Obsolescence is another issue, both in terms of expense and sustainability. When Farmer Joel bought a tractor that tractor was maintained and passed down from one generation to the next. “The high tech world is used to obsolescence after three of four years,” said McMcquire.

Image recognition is still inadequate. When, for example, a head of lettuce grows a green mold, it’s tough to know how many layers of mold it could have lying beneath. Intense sunshine distorts images and cloud cover can render satellite and drone images useless.

Connectivity between various devices and systems is another issue, with little agreement on the farming platform.

Climate Smart Crops

Sustainability and environmental preservation are increasingly top priorities for farmers. Vonnie Estes, President  of the International Fresh Produce Assocation is passionate about the emerging area of agriculture called Climate Smart Crops. She says three factors distinguish agriculture that’s more climate-smart:

  • Increased productivity and incomes. Farmers need to grow more, but also be able to earn more.
  • Enhanced resilience and the ability to more quickly respond to environment and climate changes,
  • Reduced emissions, mitigating the greenhouse effects.

Estes also sees a sharp increase in consumer awareness about where and how their products are farmed, and they are applying pressure on farmers to use forward-thinking techniques.
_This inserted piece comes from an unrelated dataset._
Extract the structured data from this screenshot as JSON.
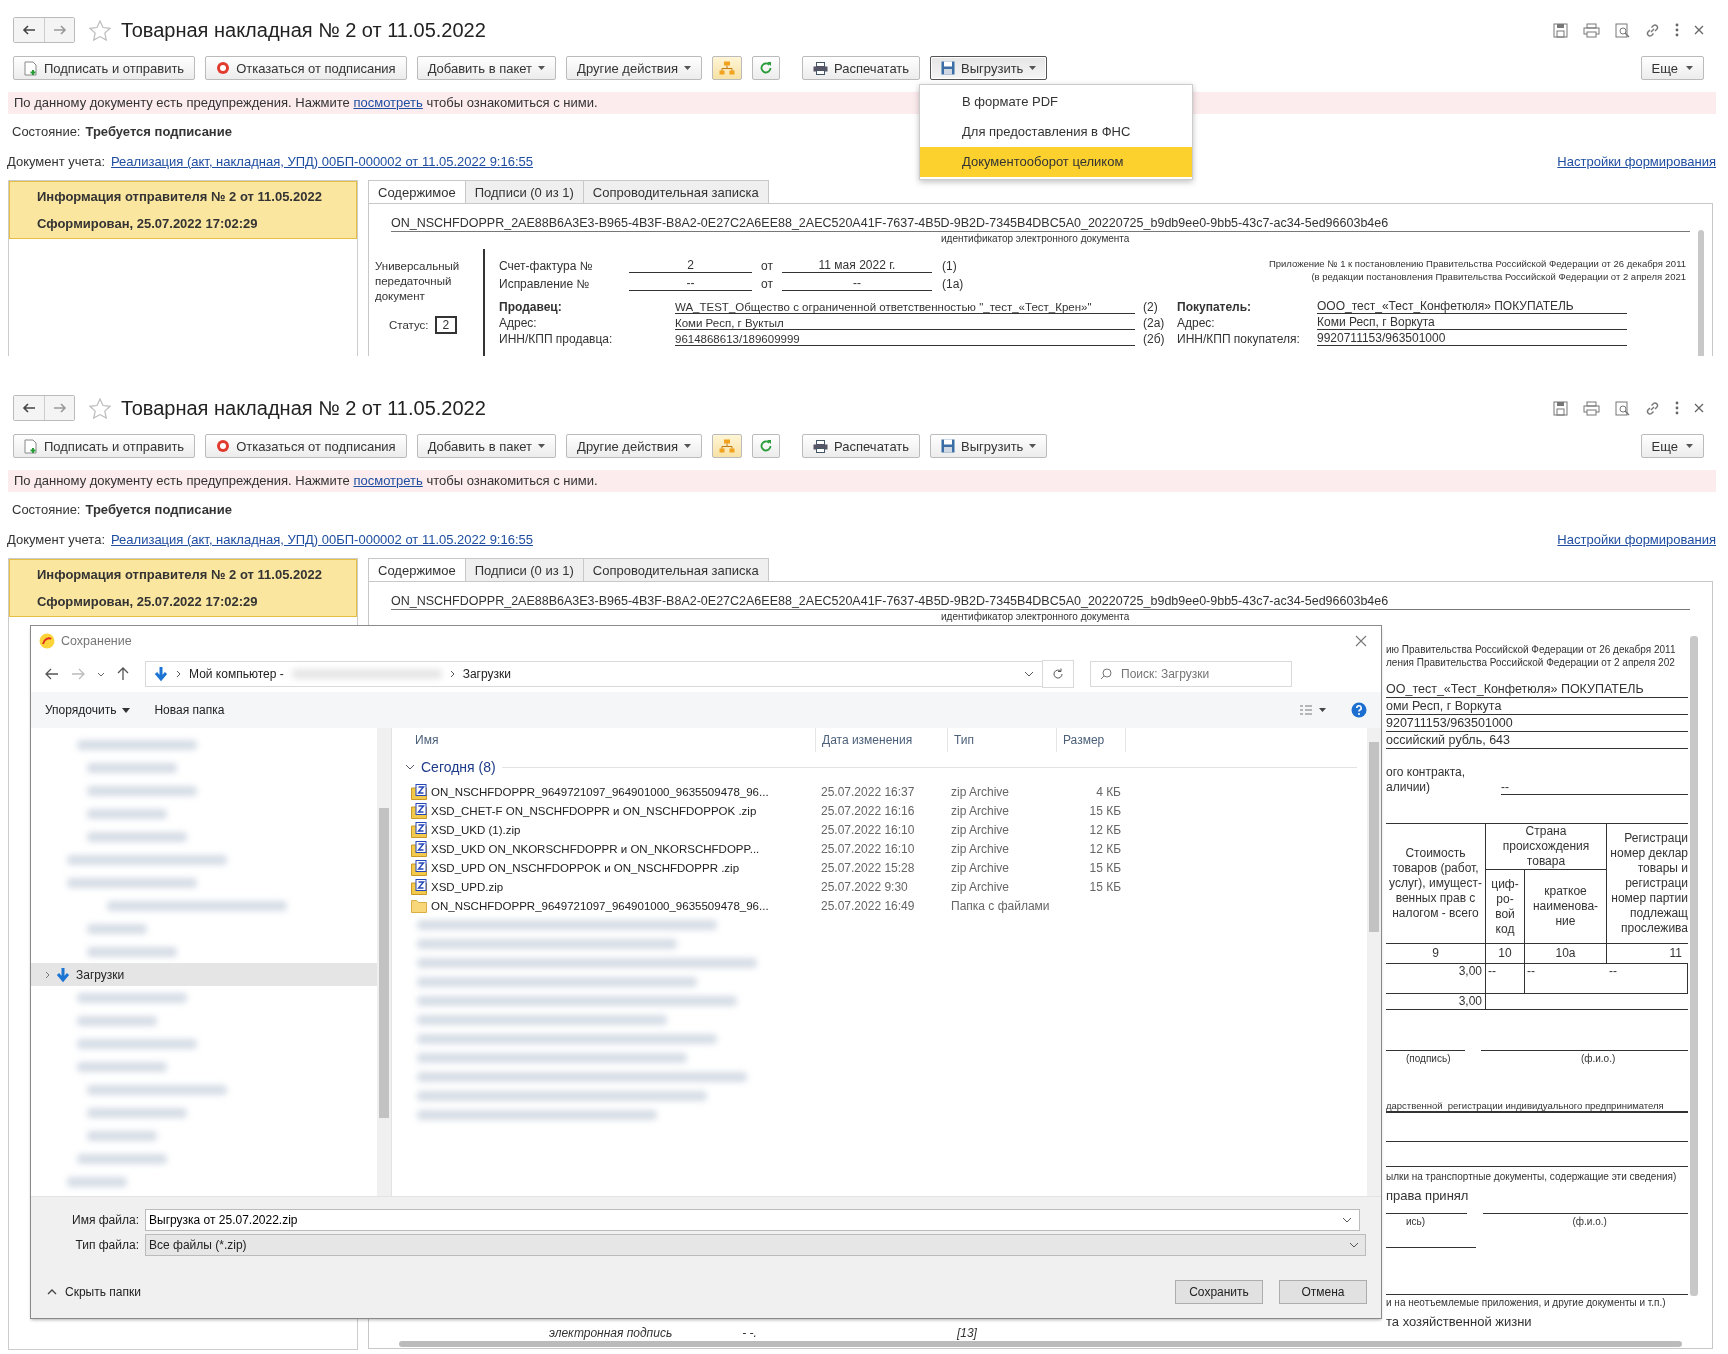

New business models are needed to ensure the cost of tech doesn’t put the onus on farmers to pick up the tabs. Universities need to start teaching high tech farming now. Family farm succession planning should include passing the farm along to someone who speaks tech. And if we’re to enjoy a future of stable food production, sustainable practices must be at the heart of all agricultural systems.